_AIM OF THE TASK:_ An exact repetition of the listing is required.

== EXERCISE INPUT ==

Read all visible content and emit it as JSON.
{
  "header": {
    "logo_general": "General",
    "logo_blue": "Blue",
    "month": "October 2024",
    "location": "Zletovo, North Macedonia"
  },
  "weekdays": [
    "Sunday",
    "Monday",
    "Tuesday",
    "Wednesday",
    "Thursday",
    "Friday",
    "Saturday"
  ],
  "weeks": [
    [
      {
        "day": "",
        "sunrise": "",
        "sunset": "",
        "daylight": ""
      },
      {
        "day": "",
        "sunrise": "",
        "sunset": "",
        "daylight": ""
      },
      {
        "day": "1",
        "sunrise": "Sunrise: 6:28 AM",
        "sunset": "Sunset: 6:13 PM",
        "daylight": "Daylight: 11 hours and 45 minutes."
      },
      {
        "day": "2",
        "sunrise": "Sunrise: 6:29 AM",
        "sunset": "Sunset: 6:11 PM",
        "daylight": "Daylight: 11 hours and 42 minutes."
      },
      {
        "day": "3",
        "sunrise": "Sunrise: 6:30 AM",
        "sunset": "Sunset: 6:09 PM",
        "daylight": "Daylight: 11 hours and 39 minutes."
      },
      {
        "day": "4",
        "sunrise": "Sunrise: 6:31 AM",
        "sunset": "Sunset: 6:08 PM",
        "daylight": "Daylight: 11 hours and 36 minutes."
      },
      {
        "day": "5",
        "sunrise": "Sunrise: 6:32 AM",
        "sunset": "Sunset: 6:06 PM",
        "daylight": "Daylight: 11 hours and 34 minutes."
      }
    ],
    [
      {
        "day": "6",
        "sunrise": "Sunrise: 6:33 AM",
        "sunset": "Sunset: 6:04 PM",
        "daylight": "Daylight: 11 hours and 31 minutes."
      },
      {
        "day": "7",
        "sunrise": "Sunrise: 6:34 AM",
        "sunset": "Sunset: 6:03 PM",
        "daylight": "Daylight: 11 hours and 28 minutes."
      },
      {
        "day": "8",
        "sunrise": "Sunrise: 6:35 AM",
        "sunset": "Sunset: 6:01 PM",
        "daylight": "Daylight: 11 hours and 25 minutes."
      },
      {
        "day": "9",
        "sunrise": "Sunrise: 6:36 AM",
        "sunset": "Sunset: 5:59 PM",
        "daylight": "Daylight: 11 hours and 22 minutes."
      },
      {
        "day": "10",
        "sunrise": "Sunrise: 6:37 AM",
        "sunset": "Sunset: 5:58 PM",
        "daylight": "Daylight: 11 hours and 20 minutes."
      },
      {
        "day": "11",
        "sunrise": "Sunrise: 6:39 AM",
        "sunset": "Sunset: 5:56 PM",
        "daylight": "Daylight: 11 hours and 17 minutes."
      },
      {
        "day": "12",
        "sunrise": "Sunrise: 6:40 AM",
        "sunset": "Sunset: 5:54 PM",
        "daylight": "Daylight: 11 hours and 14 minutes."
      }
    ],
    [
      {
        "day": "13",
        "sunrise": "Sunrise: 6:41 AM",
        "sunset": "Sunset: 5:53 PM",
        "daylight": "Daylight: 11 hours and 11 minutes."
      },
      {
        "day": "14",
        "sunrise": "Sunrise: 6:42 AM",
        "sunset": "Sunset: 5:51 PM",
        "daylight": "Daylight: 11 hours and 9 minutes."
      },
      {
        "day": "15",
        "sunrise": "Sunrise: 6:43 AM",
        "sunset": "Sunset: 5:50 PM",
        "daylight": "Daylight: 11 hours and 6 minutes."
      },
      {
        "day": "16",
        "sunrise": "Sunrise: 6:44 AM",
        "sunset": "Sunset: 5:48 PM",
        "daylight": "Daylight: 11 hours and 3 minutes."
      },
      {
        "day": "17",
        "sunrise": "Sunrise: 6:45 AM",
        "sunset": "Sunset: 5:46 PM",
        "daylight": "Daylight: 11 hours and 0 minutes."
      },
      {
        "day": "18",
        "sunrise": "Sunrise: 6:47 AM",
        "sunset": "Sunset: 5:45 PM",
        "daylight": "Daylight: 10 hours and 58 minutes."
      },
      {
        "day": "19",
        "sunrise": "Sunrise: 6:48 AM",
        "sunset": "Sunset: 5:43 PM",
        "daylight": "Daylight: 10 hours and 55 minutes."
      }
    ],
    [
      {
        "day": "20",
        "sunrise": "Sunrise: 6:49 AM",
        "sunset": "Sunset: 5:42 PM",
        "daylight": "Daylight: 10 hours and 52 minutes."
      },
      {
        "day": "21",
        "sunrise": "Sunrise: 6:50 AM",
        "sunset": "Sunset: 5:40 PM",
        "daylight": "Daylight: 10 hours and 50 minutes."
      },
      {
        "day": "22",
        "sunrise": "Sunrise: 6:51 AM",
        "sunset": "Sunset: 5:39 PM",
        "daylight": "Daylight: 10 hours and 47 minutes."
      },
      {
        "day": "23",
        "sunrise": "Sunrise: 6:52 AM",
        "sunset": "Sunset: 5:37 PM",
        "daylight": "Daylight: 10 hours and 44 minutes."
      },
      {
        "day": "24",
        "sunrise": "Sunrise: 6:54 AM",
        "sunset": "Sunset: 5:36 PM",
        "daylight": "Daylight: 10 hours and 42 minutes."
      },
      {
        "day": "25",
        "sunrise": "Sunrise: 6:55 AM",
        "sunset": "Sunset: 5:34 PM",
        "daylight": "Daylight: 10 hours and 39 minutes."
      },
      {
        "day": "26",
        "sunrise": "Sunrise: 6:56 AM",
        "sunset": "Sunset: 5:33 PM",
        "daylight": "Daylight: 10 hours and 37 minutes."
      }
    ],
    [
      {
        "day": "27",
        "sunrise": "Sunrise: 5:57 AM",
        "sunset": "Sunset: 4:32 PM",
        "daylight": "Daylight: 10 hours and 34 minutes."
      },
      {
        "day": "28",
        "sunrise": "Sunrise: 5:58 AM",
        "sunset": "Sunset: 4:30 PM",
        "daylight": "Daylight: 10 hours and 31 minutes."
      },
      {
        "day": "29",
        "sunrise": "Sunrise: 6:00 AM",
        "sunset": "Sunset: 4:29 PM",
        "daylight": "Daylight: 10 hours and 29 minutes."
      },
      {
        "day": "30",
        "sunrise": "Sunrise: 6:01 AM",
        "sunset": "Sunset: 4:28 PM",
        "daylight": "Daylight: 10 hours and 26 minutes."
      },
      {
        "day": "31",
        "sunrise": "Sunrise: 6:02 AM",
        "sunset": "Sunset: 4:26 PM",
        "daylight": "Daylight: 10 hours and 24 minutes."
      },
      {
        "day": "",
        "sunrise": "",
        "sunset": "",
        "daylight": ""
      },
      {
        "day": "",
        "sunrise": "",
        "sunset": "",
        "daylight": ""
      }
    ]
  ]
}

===

_COMPLETED TASK:_
Read all visible content and emit it as JSON.
{
  "header": {
    "logo_general": "General",
    "logo_blue": "Blue",
    "month": "October 2024",
    "location": "Zletovo, North Macedonia"
  },
  "weekdays": [
    "Sunday",
    "Monday",
    "Tuesday",
    "Wednesday",
    "Thursday",
    "Friday",
    "Saturday"
  ],
  "weeks": [
    [
      {
        "day": "",
        "sunrise": "",
        "sunset": "",
        "daylight": ""
      },
      {
        "day": "",
        "sunrise": "",
        "sunset": "",
        "daylight": ""
      },
      {
        "day": "1",
        "sunrise": "Sunrise: 6:28 AM",
        "sunset": "Sunset: 6:13 PM",
        "daylight": "Daylight: 11 hours and 45 minutes."
      },
      {
        "day": "2",
        "sunrise": "Sunrise: 6:29 AM",
        "sunset": "Sunset: 6:11 PM",
        "daylight": "Daylight: 11 hours and 42 minutes."
      },
      {
        "day": "3",
        "sunrise": "Sunrise: 6:30 AM",
        "sunset": "Sunset: 6:09 PM",
        "daylight": "Daylight: 11 hours and 39 minutes."
      },
      {
        "day": "4",
        "sunrise": "Sunrise: 6:31 AM",
        "sunset": "Sunset: 6:08 PM",
        "daylight": "Daylight: 11 hours and 36 minutes."
      },
      {
        "day": "5",
        "sunrise": "Sunrise: 6:32 AM",
        "sunset": "Sunset: 6:06 PM",
        "daylight": "Daylight: 11 hours and 34 minutes."
      }
    ],
    [
      {
        "day": "6",
        "sunrise": "Sunrise: 6:33 AM",
        "sunset": "Sunset: 6:04 PM",
        "daylight": "Daylight: 11 hours and 31 minutes."
      },
      {
        "day": "7",
        "sunrise": "Sunrise: 6:34 AM",
        "sunset": "Sunset: 6:03 PM",
        "daylight": "Daylight: 11 hours and 28 minutes."
      },
      {
        "day": "8",
        "sunrise": "Sunrise: 6:35 AM",
        "sunset": "Sunset: 6:01 PM",
        "daylight": "Daylight: 11 hours and 25 minutes."
      },
      {
        "day": "9",
        "sunrise": "Sunrise: 6:36 AM",
        "sunset": "Sunset: 5:59 PM",
        "daylight": "Daylight: 11 hours and 22 minutes."
      },
      {
        "day": "10",
        "sunrise": "Sunrise: 6:37 AM",
        "sunset": "Sunset: 5:58 PM",
        "daylight": "Daylight: 11 hours and 20 minutes."
      },
      {
        "day": "11",
        "sunrise": "Sunrise: 6:39 AM",
        "sunset": "Sunset: 5:56 PM",
        "daylight": "Daylight: 11 hours and 17 minutes."
      },
      {
        "day": "12",
        "sunrise": "Sunrise: 6:40 AM",
        "sunset": "Sunset: 5:54 PM",
        "daylight": "Daylight: 11 hours and 14 minutes."
      }
    ],
    [
      {
        "day": "13",
        "sunrise": "Sunrise: 6:41 AM",
        "sunset": "Sunset: 5:53 PM",
        "daylight": "Daylight: 11 hours and 11 minutes."
      },
      {
        "day": "14",
        "sunrise": "Sunrise: 6:42 AM",
        "sunset": "Sunset: 5:51 PM",
        "daylight": "Daylight: 11 hours and 9 minutes."
      },
      {
        "day": "15",
        "sunrise": "Sunrise: 6:43 AM",
        "sunset": "Sunset: 5:50 PM",
        "daylight": "Daylight: 11 hours and 6 minutes."
      },
      {
        "day": "16",
        "sunrise": "Sunrise: 6:44 AM",
        "sunset": "Sunset: 5:48 PM",
        "daylight": "Daylight: 11 hours and 3 minutes."
      },
      {
        "day": "17",
        "sunrise": "Sunrise: 6:45 AM",
        "sunset": "Sunset: 5:46 PM",
        "daylight": "Daylight: 11 hours and 0 minutes."
      },
      {
        "day": "18",
        "sunrise": "Sunrise: 6:47 AM",
        "sunset": "Sunset: 5:45 PM",
        "daylight": "Daylight: 10 hours and 58 minutes."
      },
      {
        "day": "19",
        "sunrise": "Sunrise: 6:48 AM",
        "sunset": "Sunset: 5:43 PM",
        "daylight": "Daylight: 10 hours and 55 minutes."
      }
    ],
    [
      {
        "day": "20",
        "sunrise": "Sunrise: 6:49 AM",
        "sunset": "Sunset: 5:42 PM",
        "daylight": "Daylight: 10 hours and 52 minutes."
      },
      {
        "day": "21",
        "sunrise": "Sunrise: 6:50 AM",
        "sunset": "Sunset: 5:40 PM",
        "daylight": "Daylight: 10 hours and 50 minutes."
      },
      {
        "day": "22",
        "sunrise": "Sunrise: 6:51 AM",
        "sunset": "Sunset: 5:39 PM",
        "daylight": "Daylight: 10 hours and 47 minutes."
      },
      {
        "day": "23",
        "sunrise": "Sunrise: 6:52 AM",
        "sunset": "Sunset: 5:37 PM",
        "daylight": "Daylight: 10 hours and 44 minutes."
      },
      {
        "day": "24",
        "sunrise": "Sunrise: 6:54 AM",
        "sunset": "Sunset: 5:36 PM",
        "daylight": "Daylight: 10 hours and 42 minutes."
      },
      {
        "day": "25",
        "sunrise": "Sunrise: 6:55 AM",
        "sunset": "Sunset: 5:34 PM",
        "daylight": "Daylight: 10 hours and 39 minutes."
      },
      {
        "day": "26",
        "sunrise": "Sunrise: 6:56 AM",
        "sunset": "Sunset: 5:33 PM",
        "daylight": "Daylight: 10 hours and 37 minutes."
      }
    ],
    [
      {
        "day": "27",
        "sunrise": "Sunrise: 5:57 AM",
        "sunset": "Sunset: 4:32 PM",
        "daylight": "Daylight: 10 hours and 34 minutes."
      },
      {
        "day": "28",
        "sunrise": "Sunrise: 5:58 AM",
        "sunset": "Sunset: 4:30 PM",
        "daylight": "Daylight: 10 hours and 31 minutes."
      },
      {
        "day": "29",
        "sunrise": "Sunrise: 6:00 AM",
        "sunset": "Sunset: 4:29 PM",
        "daylight": "Daylight: 10 hours and 29 minutes."
      },
      {
        "day": "30",
        "sunrise": "Sunrise: 6:01 AM",
        "sunset": "Sunset: 4:28 PM",
        "daylight": "Daylight: 10 hours and 26 minutes."
      },
      {
        "day": "31",
        "sunrise": "Sunrise: 6:02 AM",
        "sunset": "Sunset: 4:26 PM",
        "daylight": "Daylight: 10 hours and 24 minutes."
      },
      {
        "day": "",
        "sunrise": "",
        "sunset": "",
        "daylight": ""
      },
      {
        "day": "",
        "sunrise": "",
        "sunset": "",
        "daylight": ""
      }
    ]
  ]
}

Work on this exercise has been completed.